> _WHAT IS EXPECTED_: Exactly the lines from the one containing "Decode this image" through the final line of the data are to be written out again, with nothing added.

(Beginning of SUPPLIED INFORMATION)

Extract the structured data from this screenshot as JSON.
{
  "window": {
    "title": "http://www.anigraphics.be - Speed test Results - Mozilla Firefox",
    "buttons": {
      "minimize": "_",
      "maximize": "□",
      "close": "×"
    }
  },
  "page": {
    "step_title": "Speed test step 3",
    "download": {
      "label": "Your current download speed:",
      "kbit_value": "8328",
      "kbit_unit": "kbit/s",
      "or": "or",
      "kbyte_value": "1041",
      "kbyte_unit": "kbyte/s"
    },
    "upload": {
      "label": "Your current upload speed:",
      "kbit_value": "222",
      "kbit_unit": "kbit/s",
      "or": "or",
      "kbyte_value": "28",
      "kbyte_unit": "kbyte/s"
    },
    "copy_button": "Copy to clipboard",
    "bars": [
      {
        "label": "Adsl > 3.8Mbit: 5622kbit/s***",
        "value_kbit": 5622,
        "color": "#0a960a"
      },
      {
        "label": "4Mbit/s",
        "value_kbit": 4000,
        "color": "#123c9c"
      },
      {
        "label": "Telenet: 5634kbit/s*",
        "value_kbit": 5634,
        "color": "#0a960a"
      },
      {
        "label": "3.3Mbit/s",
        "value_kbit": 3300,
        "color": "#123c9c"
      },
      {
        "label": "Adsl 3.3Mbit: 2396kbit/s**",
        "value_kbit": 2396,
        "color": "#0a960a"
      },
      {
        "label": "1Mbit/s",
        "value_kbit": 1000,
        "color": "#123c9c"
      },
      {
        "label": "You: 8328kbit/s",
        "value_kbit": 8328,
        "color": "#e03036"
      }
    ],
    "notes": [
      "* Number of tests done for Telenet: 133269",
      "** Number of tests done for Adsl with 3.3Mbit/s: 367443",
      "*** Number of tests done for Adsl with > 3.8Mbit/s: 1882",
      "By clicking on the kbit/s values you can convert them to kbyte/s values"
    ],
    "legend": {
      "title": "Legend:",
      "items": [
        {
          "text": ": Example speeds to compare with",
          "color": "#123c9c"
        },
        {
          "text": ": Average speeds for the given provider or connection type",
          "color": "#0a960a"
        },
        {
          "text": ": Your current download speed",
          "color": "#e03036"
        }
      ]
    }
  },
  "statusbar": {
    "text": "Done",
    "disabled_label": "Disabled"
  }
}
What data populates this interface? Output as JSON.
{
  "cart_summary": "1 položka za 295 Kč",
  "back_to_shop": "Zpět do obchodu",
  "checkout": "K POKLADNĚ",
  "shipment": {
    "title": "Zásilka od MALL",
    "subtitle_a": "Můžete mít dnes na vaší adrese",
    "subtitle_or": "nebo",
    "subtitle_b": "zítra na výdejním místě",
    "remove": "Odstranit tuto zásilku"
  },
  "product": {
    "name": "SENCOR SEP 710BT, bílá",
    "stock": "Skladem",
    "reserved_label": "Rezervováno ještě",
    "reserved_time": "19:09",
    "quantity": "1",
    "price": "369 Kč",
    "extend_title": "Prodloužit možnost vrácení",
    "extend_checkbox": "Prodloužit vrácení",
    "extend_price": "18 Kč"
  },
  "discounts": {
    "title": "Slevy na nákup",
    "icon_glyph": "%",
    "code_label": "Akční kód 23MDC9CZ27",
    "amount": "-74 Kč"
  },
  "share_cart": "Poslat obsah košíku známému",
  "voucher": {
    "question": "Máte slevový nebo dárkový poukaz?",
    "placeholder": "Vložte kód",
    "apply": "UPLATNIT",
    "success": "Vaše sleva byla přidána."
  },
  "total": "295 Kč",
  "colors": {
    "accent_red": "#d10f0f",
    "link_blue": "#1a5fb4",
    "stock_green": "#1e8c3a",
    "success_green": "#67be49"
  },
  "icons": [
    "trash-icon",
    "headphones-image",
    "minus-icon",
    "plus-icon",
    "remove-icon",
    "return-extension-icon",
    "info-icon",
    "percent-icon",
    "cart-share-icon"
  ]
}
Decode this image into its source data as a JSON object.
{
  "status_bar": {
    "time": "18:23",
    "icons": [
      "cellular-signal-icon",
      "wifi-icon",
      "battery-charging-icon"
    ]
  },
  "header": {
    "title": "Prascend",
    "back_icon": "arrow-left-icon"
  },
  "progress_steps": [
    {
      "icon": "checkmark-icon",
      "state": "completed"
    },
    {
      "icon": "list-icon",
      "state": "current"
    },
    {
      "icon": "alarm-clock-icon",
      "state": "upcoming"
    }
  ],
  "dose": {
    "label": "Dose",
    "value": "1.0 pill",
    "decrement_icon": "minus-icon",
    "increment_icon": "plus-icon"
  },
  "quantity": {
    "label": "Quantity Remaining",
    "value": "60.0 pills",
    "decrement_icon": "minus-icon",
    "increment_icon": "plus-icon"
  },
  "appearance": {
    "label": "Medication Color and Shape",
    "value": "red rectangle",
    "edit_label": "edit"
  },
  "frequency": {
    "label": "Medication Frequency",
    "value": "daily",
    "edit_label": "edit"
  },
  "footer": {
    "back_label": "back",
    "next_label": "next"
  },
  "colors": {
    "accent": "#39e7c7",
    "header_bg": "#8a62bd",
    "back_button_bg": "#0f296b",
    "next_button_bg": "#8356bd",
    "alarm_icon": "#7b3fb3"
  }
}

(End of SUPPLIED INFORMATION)

> _EXPECTED ANSWER_:
Decode this image into its source data as a JSON object.
{
  "status_bar": {
    "time": "18:23",
    "icons": [
      "cellular-signal-icon",
      "wifi-icon",
      "battery-charging-icon"
    ]
  },
  "header": {
    "title": "Prascend",
    "back_icon": "arrow-left-icon"
  },
  "progress_steps": [
    {
      "icon": "checkmark-icon",
      "state": "completed"
    },
    {
      "icon": "list-icon",
      "state": "current"
    },
    {
      "icon": "alarm-clock-icon",
      "state": "upcoming"
    }
  ],
  "dose": {
    "label": "Dose",
    "value": "1.0 pill",
    "decrement_icon": "minus-icon",
    "increment_icon": "plus-icon"
  },
  "quantity": {
    "label": "Quantity Remaining",
    "value": "60.0 pills",
    "decrement_icon": "minus-icon",
    "increment_icon": "plus-icon"
  },
  "appearance": {
    "label": "Medication Color and Shape",
    "value": "red rectangle",
    "edit_label": "edit"
  },
  "frequency": {
    "label": "Medication Frequency",
    "value": "daily",
    "edit_label": "edit"
  },
  "footer": {
    "back_label": "back",
    "next_label": "next"
  },
  "colors": {
    "accent": "#39e7c7",
    "header_bg": "#8a62bd",
    "back_button_bg": "#0f296b",
    "next_button_bg": "#8356bd",
    "alarm_icon": "#7b3fb3"
  }
}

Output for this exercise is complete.